What bothered me most about Cuomo's admission, was that he came clean about the amount they paid -- in the range of $10,000 to $15,000 -- on Reliable Sources, not the actual story aired on 20/20 (the piece simply noted that they licensed the material from source Meagan Broussard, with no explanation of what that meant or how much ABC paid).
He was honest enough to admit the payment details on CNN, but not to his own viewers in his own story?
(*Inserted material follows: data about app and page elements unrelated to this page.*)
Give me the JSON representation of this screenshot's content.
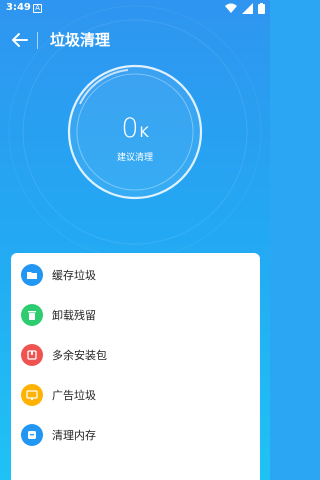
{
  "status_bar": {
    "time": "3:49",
    "notification_glyph": "A",
    "icons": [
      "wifi-icon",
      "signal-icon",
      "battery-icon"
    ]
  },
  "header": {
    "title": "垃圾清理",
    "back_icon": "arrow-left-icon"
  },
  "gauge": {
    "value": "0",
    "unit": "K",
    "label": "建议清理"
  },
  "items": [
    {
      "label": "缓存垃圾",
      "icon": "folder-icon",
      "color": "#2196f3"
    },
    {
      "label": "卸载残留",
      "icon": "trash-icon",
      "color": "#2ecc71"
    },
    {
      "label": "多余安装包",
      "icon": "package-icon",
      "color": "#ef5350"
    },
    {
      "label": "广告垃圾",
      "icon": "ad-icon",
      "color": "#ffb300"
    },
    {
      "label": "清理内存",
      "icon": "memory-icon",
      "color": "#2196f3"
    }
  ],
  "colors": {
    "background_top": "#2f95f0",
    "background_bottom": "#1fc2f4",
    "card": "#ffffff"
  }
}
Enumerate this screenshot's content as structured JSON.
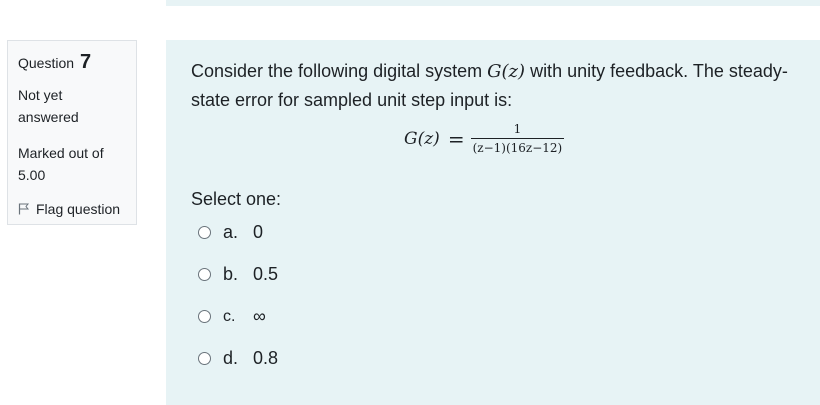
{
  "question_info": {
    "label": "Question",
    "number": "7",
    "state": "Not yet answered",
    "grade": "Marked out of 5.00",
    "flag_label": "Flag question",
    "flag_icon": "flag-outline-icon"
  },
  "question": {
    "text_part1": "Consider the following digital system ",
    "text_var": "G(z)",
    "text_part2": " with unity feedback. The steady-state error for sampled unit step input is:",
    "equation": {
      "lhs": "G(z)",
      "equals": "=",
      "numerator": "1",
      "denominator": "(z−1)(16z−12)"
    },
    "prompt": "Select one:",
    "options": [
      {
        "letter": "a.",
        "value": "0"
      },
      {
        "letter": "b.",
        "value": "0.5"
      },
      {
        "letter": "c.",
        "value": "∞"
      },
      {
        "letter": "d.",
        "value": "0.8"
      }
    ]
  },
  "colors": {
    "content_bg": "#e7f3f5",
    "info_bg": "#f8f9fa",
    "text": "#1d2125"
  }
}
One of Cuomo's stories quoted Broussard saying she came forward to salvage her reputation and protect her child; Cuomo never asked whether ABC's own payment might have influenced her decision. (the anchor even noted in a "Real Deal" report summarizing the incident that ABC News "reporting" helped push Weiner into admitting Internet indiscretions with women; but it seems the network actually paid a woman with explicit photos after she was connected to them by conservative blogger Andrew Breitbart)
Forget about pointless questions over whether journalists vote or give political contributions; this habit of secretly shoveling thousands of dollars to interview subjects creates a shadowy network of hidden priorities worse than any ideological bias.
It is long past time for news outlets to stop pretending they are not buying access to sources. And long past time for them to be honest with viewers about how they get these exclusive interviews clogging morning newscasts and prime time newsmagazine shows.
Like all ethical stands, this will hurt at first. The price for such payments will rise and critics like me will ask questions about every payment made to a former Charlie Sheen goddess or friend of the Balloon Boy's family. As it should be.
But in the end, such disclosures will force TV networks to think harder about who they are giving money and the impact of such payments. Would ABC have given Anthony $200,000 if producers knew they had to disclose the payment amount in their journalism? Bet not.
And as a former journalism teacher of mine once said, if you're not willing to have your actions splashed on the front page of the New York Times, maybe you shouldn't be doing it in the first place.